**EXERCISE BRIEF**
Find how many lines below hold "Windows", and give that number as the entire answer.

**DATASET**
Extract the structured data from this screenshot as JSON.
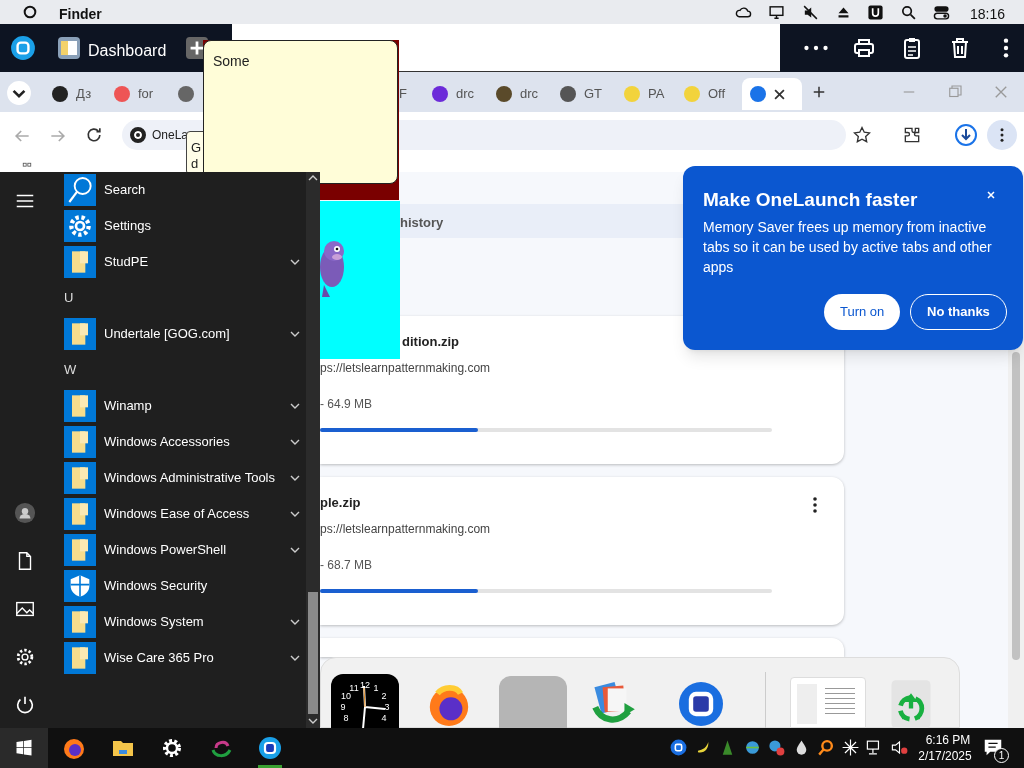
{
  "menubar": {
    "app": "Finder",
    "time": "18:16"
  },
  "dashboard": {
    "title": "Dashboard"
  },
  "tabs": [
    {
      "kind": "full",
      "label": "Дз",
      "selected": false
    },
    {
      "kind": "full",
      "label": "for",
      "selected": false
    },
    {
      "kind": "full",
      "selected": false
    },
    {
      "kind": "cut",
      "label": "F",
      "selected": false
    },
    {
      "kind": "full",
      "label": "drc",
      "selected": false
    },
    {
      "kind": "full",
      "label": "drc",
      "selected": false
    },
    {
      "kind": "full",
      "label": "GT",
      "selected": false
    },
    {
      "kind": "full",
      "label": "PA",
      "selected": false
    },
    {
      "kind": "full",
      "label": "Off",
      "selected": false
    },
    {
      "kind": "full",
      "selected": true
    }
  ],
  "address": "OneLa",
  "tooltip": [
    "G",
    "d"
  ],
  "note": {
    "text": "Some"
  },
  "downloads": {
    "heading": "history",
    "items": [
      {
        "name": "dition.zip",
        "source": "ps://letslearnpatternmaking.com",
        "size": "- 64.9 MB",
        "level": 0.35
      },
      {
        "name": "ple.zip",
        "source": "ps://letslearnpatternmaking.com",
        "size": "- 68.7 MB",
        "level": 0.35,
        "menu": true
      }
    ]
  },
  "bubble": {
    "title": "Make OneLaunch faster",
    "body": "Memory Saver frees up memory from inactive tabs so it can be used by active tabs and other apps",
    "buttons": [
      {
        "label": "Turn on",
        "kind": "primary"
      },
      {
        "label": "No thanks",
        "kind": "outline"
      }
    ]
  },
  "start_menu": {
    "items": [
      {
        "kind": "search",
        "label": "Search",
        "expandable": false
      },
      {
        "kind": "settings",
        "label": "Settings",
        "expandable": false
      },
      {
        "kind": "folder",
        "label": "StudPE",
        "expandable": true
      },
      {
        "kind": "header",
        "label": "U"
      },
      {
        "kind": "folder",
        "label": "Undertale [GOG.com]",
        "expandable": true
      },
      {
        "kind": "header",
        "label": "W"
      },
      {
        "kind": "folder",
        "label": "Winamp",
        "expandable": true
      },
      {
        "kind": "folder",
        "label": "Windows Accessories",
        "expandable": true
      },
      {
        "kind": "folder",
        "label": "Windows Administrative Tools",
        "expandable": true
      },
      {
        "kind": "folder",
        "label": "Windows Ease of Access",
        "expandable": true
      },
      {
        "kind": "folder",
        "label": "Windows PowerShell",
        "expandable": true
      },
      {
        "kind": "security",
        "label": "Windows Security",
        "expandable": false
      },
      {
        "kind": "folder",
        "label": "Windows System",
        "expandable": true
      },
      {
        "kind": "folder",
        "label": "Wise Care 365 Pro",
        "expandable": true
      }
    ]
  },
  "dock": {
    "clock_numerals": [
      "11",
      "12",
      "1",
      "10",
      "2",
      "9",
      "3",
      "8",
      "4"
    ]
  },
  "taskbar": {
    "time": "6:16 PM",
    "date": "2/17/2025",
    "notifications": "1"
  }
}
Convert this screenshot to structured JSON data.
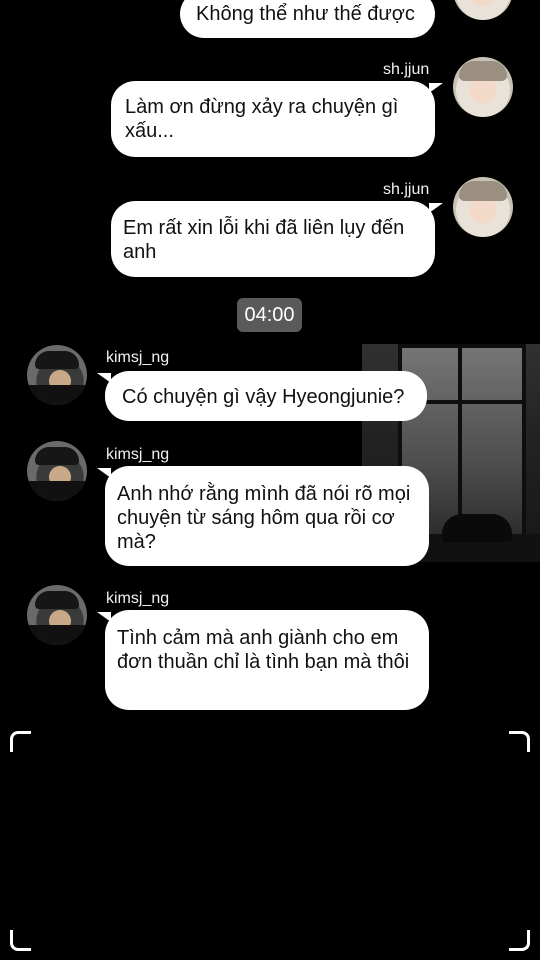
{
  "chat": {
    "time_divider": "04:00",
    "messages": [
      {
        "sender": "",
        "text": "Không thể như thế được"
      },
      {
        "sender": "sh.jjun",
        "text": "Làm ơn đừng xảy ra chuyện gì xấu..."
      },
      {
        "sender": "sh.jjun",
        "text": "Em rất xin lỗi khi đã liên lụy đến anh"
      },
      {
        "sender": "kimsj_ng",
        "text": "Có chuyện gì vậy Hyeongjunie?"
      },
      {
        "sender": "kimsj_ng",
        "text": "Anh nhớ rằng mình đã nói rõ mọi chuyện từ sáng hôm qua rồi cơ mà?"
      },
      {
        "sender": "kimsj_ng",
        "text": "Tình cảm mà anh giành cho em đơn thuần chỉ là tình bạn mà thôi"
      }
    ]
  }
}
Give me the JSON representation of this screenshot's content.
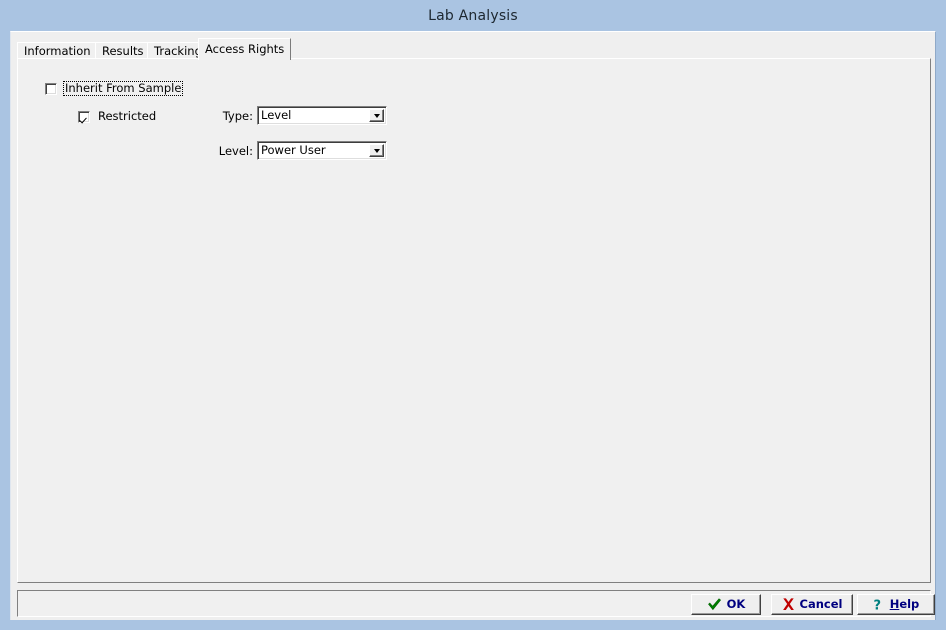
{
  "window": {
    "title": "Lab Analysis"
  },
  "tabs": [
    {
      "label": "Information",
      "active": false
    },
    {
      "label": "Results",
      "active": false
    },
    {
      "label": "Tracking",
      "active": false
    },
    {
      "label": "Access Rights",
      "active": true
    }
  ],
  "form": {
    "inherit_from_sample": {
      "label": "Inherit From Sample",
      "checked": false,
      "focused": true
    },
    "restricted": {
      "label": "Restricted",
      "checked": true
    },
    "type_field": {
      "label": "Type:",
      "value": "Level",
      "icon": "chevron-down-icon"
    },
    "level_field": {
      "label": "Level:",
      "value": "Power User",
      "icon": "chevron-down-icon"
    }
  },
  "buttons": {
    "ok": {
      "label": "OK",
      "icon": "check-icon",
      "icon_color": "#008000"
    },
    "cancel": {
      "label": "Cancel",
      "icon": "x-icon",
      "icon_color": "#c00000"
    },
    "help": {
      "label_before": "",
      "accel": "H",
      "label_after": "elp",
      "icon": "question-mark-icon",
      "icon_color": "#008080"
    }
  },
  "colors": {
    "titlebar": "#aac4e2",
    "client": "#efefef",
    "button_text": "#000080"
  }
}
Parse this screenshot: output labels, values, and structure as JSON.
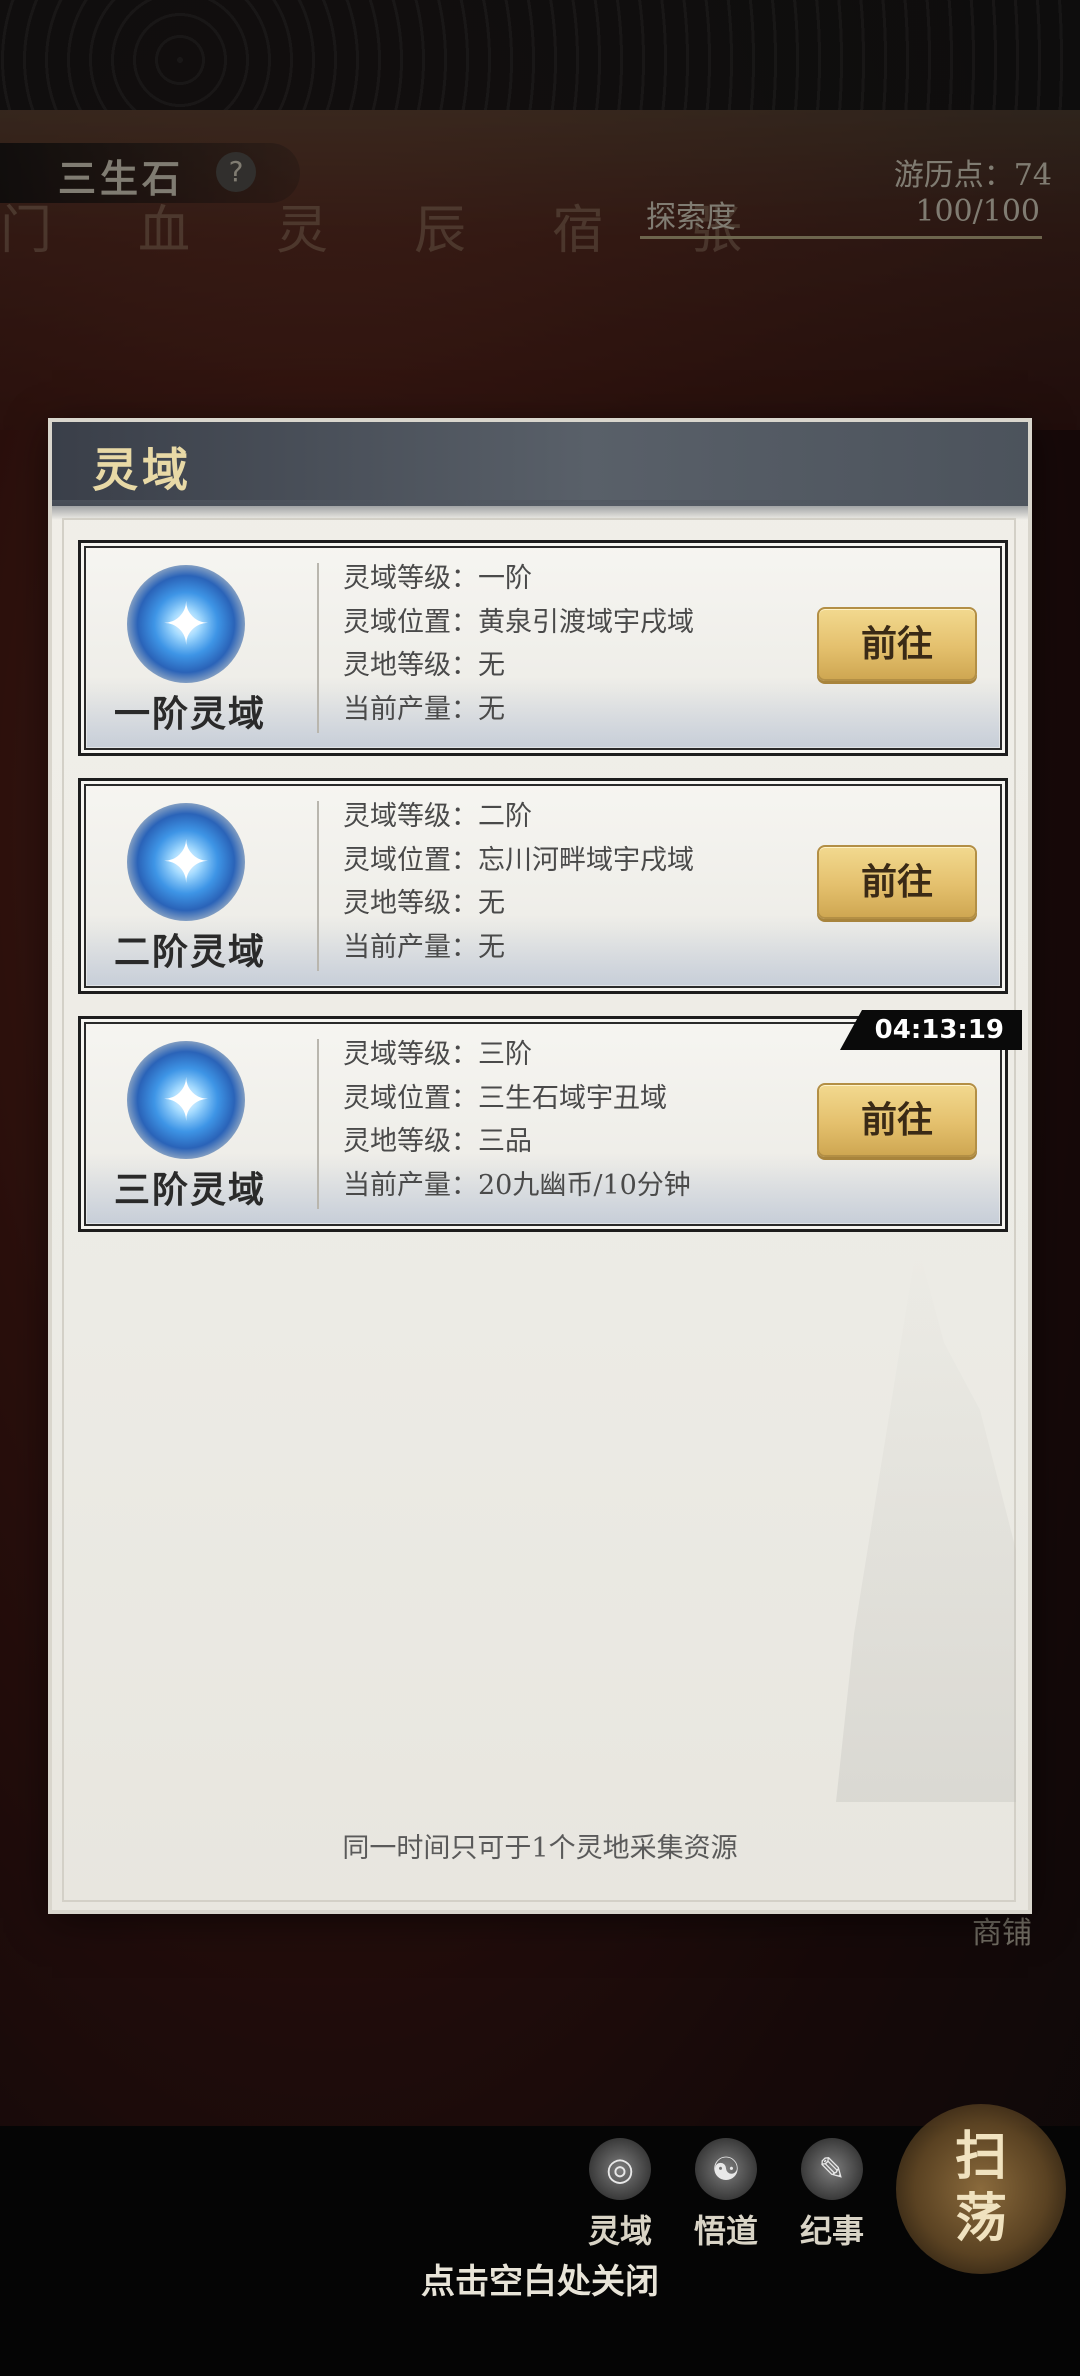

**RESULT**
6